Journalist Dileep Padgaonkar, academician Radha Kumar and former Information Commissioner MM Ansari have not indicated whether they are in favour of more autonomy for Kashmir; references to "azadi," the complex issue of self-determination raised and interpreted differently by various groups, are not mentioned in the report. But the interlocutors have emphasized the need to reduce the Army's visibility and address human rights violations urgently.
The trio has also suggested that the government consider reviewing the Armed Forces Special Powers Act (AFSPA), which many allege endows the Army with sweeping powers without corresponding accountability. The interlocutors say the Distrubed Areas Act should be lifted - that means those areas categorised as "disturbed" would automatically be exempt from AFSPA.
The interlocutors travelled over the last 12 months to all 22 districts of the state and met with nearly 700 delegations to gauge possible solutions to the Kashmir crisis. The separatists refused to meet them.

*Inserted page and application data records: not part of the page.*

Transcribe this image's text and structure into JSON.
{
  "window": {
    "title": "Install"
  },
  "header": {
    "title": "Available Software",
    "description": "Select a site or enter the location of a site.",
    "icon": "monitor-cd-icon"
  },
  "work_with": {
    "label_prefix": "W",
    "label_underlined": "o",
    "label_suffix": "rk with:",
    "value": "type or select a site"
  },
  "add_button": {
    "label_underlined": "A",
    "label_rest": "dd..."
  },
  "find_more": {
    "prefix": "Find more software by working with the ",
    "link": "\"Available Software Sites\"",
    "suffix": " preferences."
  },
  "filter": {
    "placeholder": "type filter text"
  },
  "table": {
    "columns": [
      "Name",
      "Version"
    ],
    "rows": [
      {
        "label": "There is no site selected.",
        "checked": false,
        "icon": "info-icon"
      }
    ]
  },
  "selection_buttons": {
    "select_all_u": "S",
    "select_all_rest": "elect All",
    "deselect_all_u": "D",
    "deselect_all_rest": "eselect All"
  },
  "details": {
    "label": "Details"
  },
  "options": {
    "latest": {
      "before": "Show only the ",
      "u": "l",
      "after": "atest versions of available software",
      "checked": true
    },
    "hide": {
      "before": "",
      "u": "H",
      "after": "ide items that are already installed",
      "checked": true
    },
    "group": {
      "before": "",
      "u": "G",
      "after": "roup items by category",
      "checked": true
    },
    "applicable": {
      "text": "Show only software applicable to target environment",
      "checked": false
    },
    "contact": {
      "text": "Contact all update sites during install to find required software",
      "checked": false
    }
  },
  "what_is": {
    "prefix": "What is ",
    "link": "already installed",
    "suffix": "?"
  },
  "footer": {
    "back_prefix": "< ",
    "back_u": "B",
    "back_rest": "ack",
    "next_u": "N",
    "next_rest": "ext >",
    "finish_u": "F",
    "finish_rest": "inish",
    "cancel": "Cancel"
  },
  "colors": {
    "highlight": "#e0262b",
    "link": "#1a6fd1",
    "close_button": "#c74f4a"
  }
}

The government appointed the interlocutors a year ago after a summer of enormous unrest in the Valley. 120 people were killed in clashes between security forces and stone-pelters, most of them young men. The interlocutors suggest that the government focus on creating more jobs.
In October, a controversy erupted around Mr Padgaonkar's suggestion that a workable solution for Kashmir could not be managed without Pakistan's involvement. The BJP took fierce exception to this and accused the interlocutors of "exceeding their brief."